In this program, we examine how the military exerts dominant influence over our entertainment activities and how that, in turn, both affects and bolsters the Pentagon.
We begin by “going to the movies.”
The synthesis of Hollywood and “The Complex” is summarized by Nick Turse in the passage below. It should be noted that the melding of Hollywood and the military is a foundation of the derivative synthesis of the military and the video-gaming industry–the focus of the bulk of these programs.
“. . . . As David Robb, the author of Operation Hollywood: How the Pentagon Shapes and Censors the Movies, observed: ‘Hollywood and the Pentagon have a collaboration that works well for both sides. Hollywood producers get what they want—access to billions of dollars’ worth of military hardware and equipment—tanks, jet fighters, nuclear submarines and aircraft carriers—and the military gets what it wants—films that portray the military in a positive light; films that help the services in their recruiting efforts.’. . .”
Indeed, the very genesis of video games in derivative of the defense industry: ” . . . . In 1951, Ralph Baer, an engineer working for defense contractor Loral Electronics (today part of Lockheed Martin) on ‘computer components for Navy RADAR systems,’ dreamed up the idea of home video games, which he termed ‘interactive TV-based entertainment.’. . . .”

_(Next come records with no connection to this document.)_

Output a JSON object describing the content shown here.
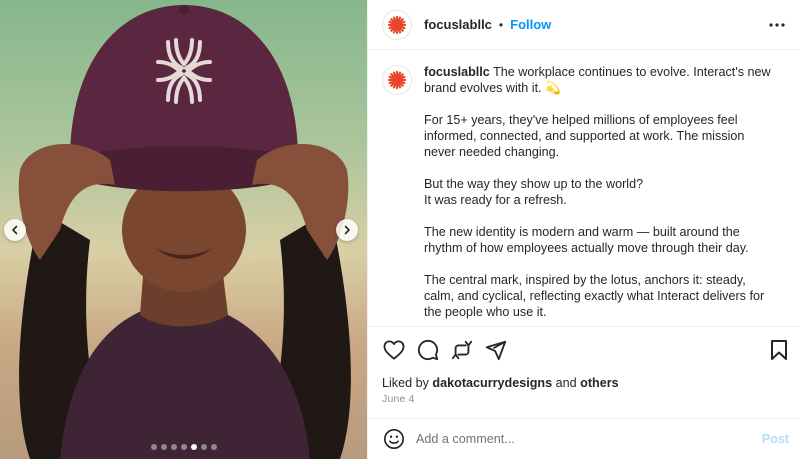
{
  "post": {
    "username": "focuslabllc",
    "follow_label": "Follow",
    "separator": "•",
    "caption_paragraphs": [
      "The workplace continues to evolve. Interact's new brand evolves with it. 💫",
      "For 15+ years, they've helped millions of employees feel informed, connected, and supported at work. The mission never needed changing.",
      "But the way they show up to the world?\nIt was ready for a refresh.",
      "The new identity is modern and warm — built around the rhythm of how employees actually move through their day.",
      "The central mark, inspired by the lotus, anchors it: steady, calm, and cyclical, reflecting exactly what Interact delivers for the people who use it."
    ],
    "liked_by_prefix": "Liked by",
    "liked_by_user": "dakotacurrydesigns",
    "liked_by_and": "and",
    "liked_by_others": "others",
    "date": "June 4",
    "comment_placeholder": "Add a comment...",
    "post_button": "Post"
  },
  "carousel": {
    "total_slides": 7,
    "active_index": 4
  },
  "colors": {
    "brand_red": "#e8472b",
    "follow_blue": "#0095f6",
    "post_disabled": "#b2dffc",
    "cap_plum": "#4e1f33"
  },
  "icons": {
    "avatar": "sunburst-logo-icon",
    "more": "more-horizontal-icon",
    "like": "heart-icon",
    "comment": "comment-bubble-icon",
    "share": "repost-icon",
    "send": "send-paper-plane-icon",
    "save": "bookmark-icon",
    "emoji": "smiley-icon",
    "prev": "chevron-left-icon",
    "next": "chevron-right-icon"
  }
}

The Hollywood/Pentagon/gaming industry synthesis is epitomized by the Institute of Creative Technologies:
” . . . . The answer lies in Marina Del Rey, California, at the Institute for Creative Technologies (ICT), a center within the University of Southern California (USC) system. There, in 1999, the military’s growing obsession with video games moved to a new level when Secretary of the Army Louis Caldera signed a five-year, $45-million contract with USC to create ICT, says the center’s Web site, ‘to build a partnership among the entertainment industry, army and academia with the goal of creating synthetic experiences so compelling that participants react as if they are real.’. . .”

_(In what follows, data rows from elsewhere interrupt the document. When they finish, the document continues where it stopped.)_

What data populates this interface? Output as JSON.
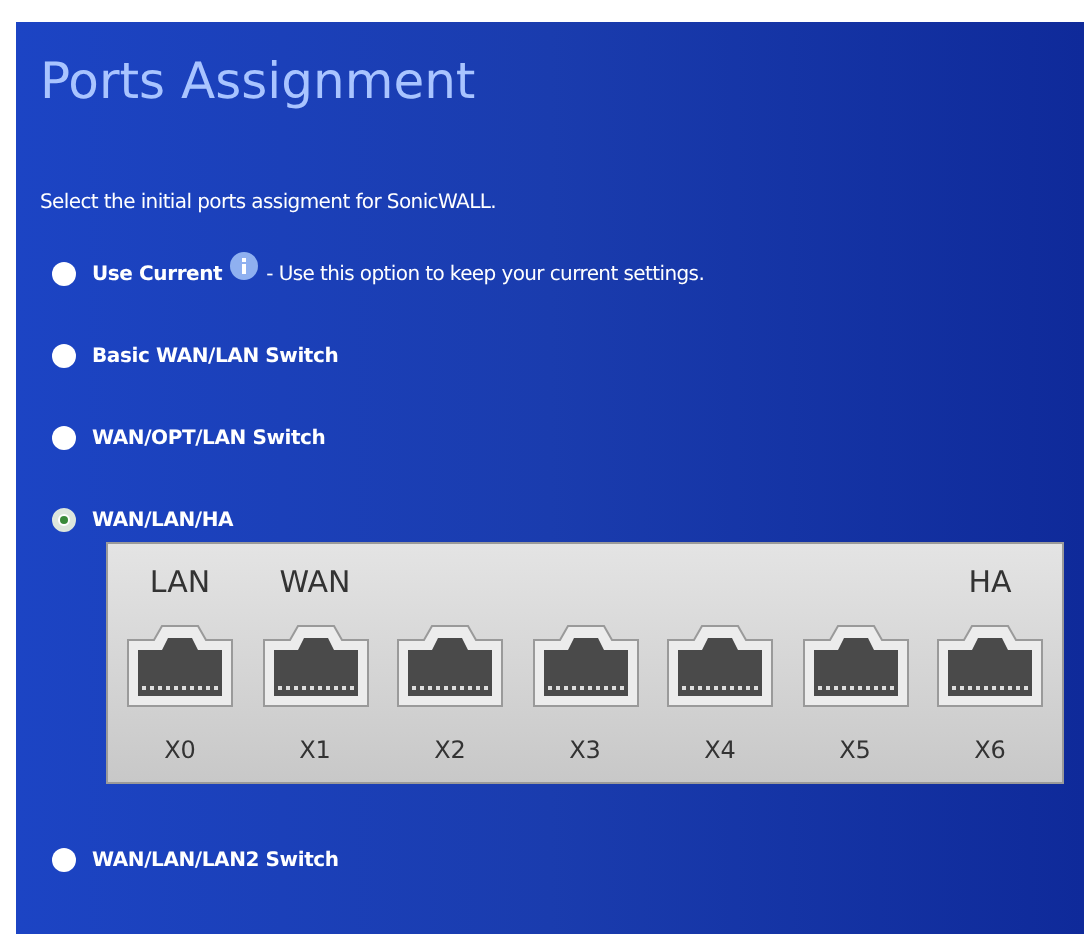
{
  "title": "Ports Assignment",
  "intro": "Select the initial ports assigment for SonicWALL.",
  "options": [
    {
      "label": "Use Current",
      "selected": false,
      "description": "- Use this option to keep your current settings."
    },
    {
      "label": "Basic WAN/LAN Switch",
      "selected": false
    },
    {
      "label": "WAN/OPT/LAN Switch",
      "selected": false
    },
    {
      "label": "WAN/LAN/HA",
      "selected": true,
      "ports": [
        {
          "name": "X0",
          "role": "LAN"
        },
        {
          "name": "X1",
          "role": "WAN"
        },
        {
          "name": "X2"
        },
        {
          "name": "X3"
        },
        {
          "name": "X4"
        },
        {
          "name": "X5"
        },
        {
          "name": "X6",
          "role": "HA"
        }
      ]
    },
    {
      "label": "WAN/LAN/LAN2 Switch",
      "selected": false
    }
  ]
}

The video game/Pentagon relationship has evolved into a fusion of the two: “. . . . The rest followed, leading to the current continuous military gaming/simulation loop where commercial video games are adopted as military training aids and military simulators are reengineered into civilian gaming money makers in all sorts of strange and confusing ways. . . .”
Author Turse looked ahead (in 2008) and foresaw a future that, to a disturbing extent, has become reality: ” . . . . Certainly, the day is not far off when most potential U.S. troops will have grown up playing commercial video games that were created by the military as training simulators; will be recruited, at least in part, through video games; will be tested, post-enlistment, on advanced video game systems; will be trained using simulators, which will later be turned into video games, or on reconfigured versions of the very same games used to recruit them or that they played kids; will be taught to pilot vehicles using devices resembling commercial video game controllers; and then, after a long day of real-life war-gaming head back to their quarters to kick back and play the latest PlayStation or Xbox games created with or sponsored by their own, or another, branch of the armed forces. . . .”